= Beginning of Section =

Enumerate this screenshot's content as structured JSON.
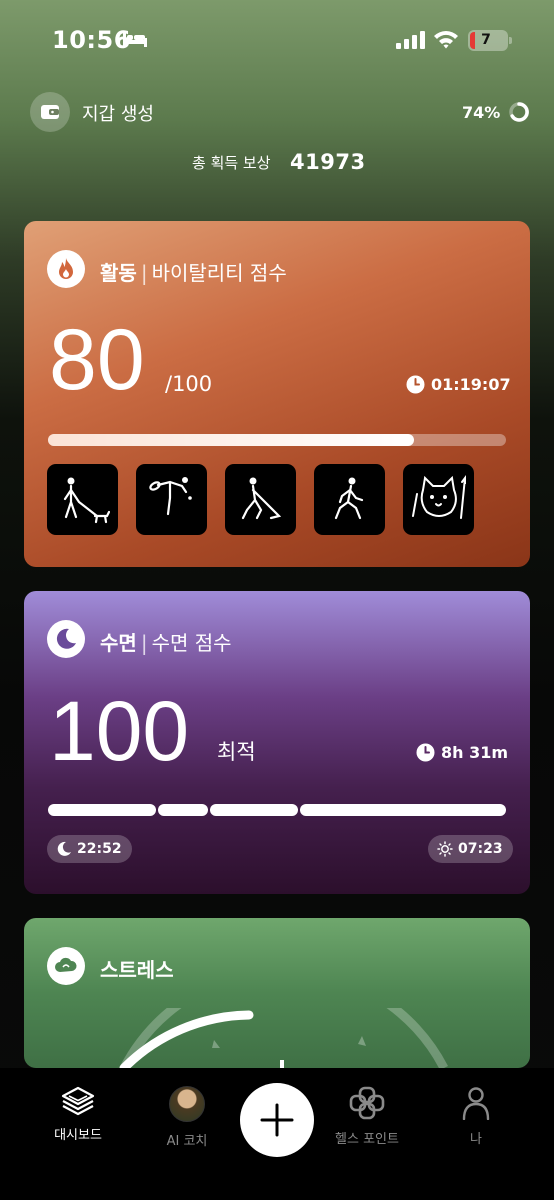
{
  "status_bar": {
    "time": "10:56",
    "battery": "7"
  },
  "header": {
    "wallet_label": "지갑 생성",
    "percent": "74%",
    "reward_label": "총 획득 보상",
    "reward_value": "41973"
  },
  "activity": {
    "title": "활동",
    "subtitle": "바이탈리티 점수",
    "score": "80",
    "max": "/100",
    "duration": "01:19:07",
    "progress_fraction": 0.8,
    "tiles": [
      "dog-walking-icon",
      "pickleball-icon",
      "golf-icon",
      "walking-icon",
      "cat-trend-icon"
    ],
    "accent": "#cb6d44"
  },
  "sleep": {
    "title": "수면",
    "subtitle": "수면 점수",
    "score": "100",
    "label": "최적",
    "duration": "8h 31m",
    "bedtime": "22:52",
    "waketime": "07:23",
    "accent": "#6b3f86"
  },
  "stress": {
    "title": "스트레스",
    "accent": "#4e8552"
  },
  "tabbar": {
    "dashboard": "대시보드",
    "coach": "AI 코치",
    "health_points": "헬스 포인트",
    "me": "나"
  }
}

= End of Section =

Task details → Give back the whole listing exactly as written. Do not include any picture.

Exercise response →
Enumerate this screenshot's content as structured JSON.
{
  "status_bar": {
    "time": "10:56",
    "battery": "7"
  },
  "header": {
    "wallet_label": "지갑 생성",
    "percent": "74%",
    "reward_label": "총 획득 보상",
    "reward_value": "41973"
  },
  "activity": {
    "title": "활동",
    "subtitle": "바이탈리티 점수",
    "score": "80",
    "max": "/100",
    "duration": "01:19:07",
    "progress_fraction": 0.8,
    "tiles": [
      "dog-walking-icon",
      "pickleball-icon",
      "golf-icon",
      "walking-icon",
      "cat-trend-icon"
    ],
    "accent": "#cb6d44"
  },
  "sleep": {
    "title": "수면",
    "subtitle": "수면 점수",
    "score": "100",
    "label": "최적",
    "duration": "8h 31m",
    "bedtime": "22:52",
    "waketime": "07:23",
    "accent": "#6b3f86"
  },
  "stress": {
    "title": "스트레스",
    "accent": "#4e8552"
  },
  "tabbar": {
    "dashboard": "대시보드",
    "coach": "AI 코치",
    "health_points": "헬스 포인트",
    "me": "나"
  }
}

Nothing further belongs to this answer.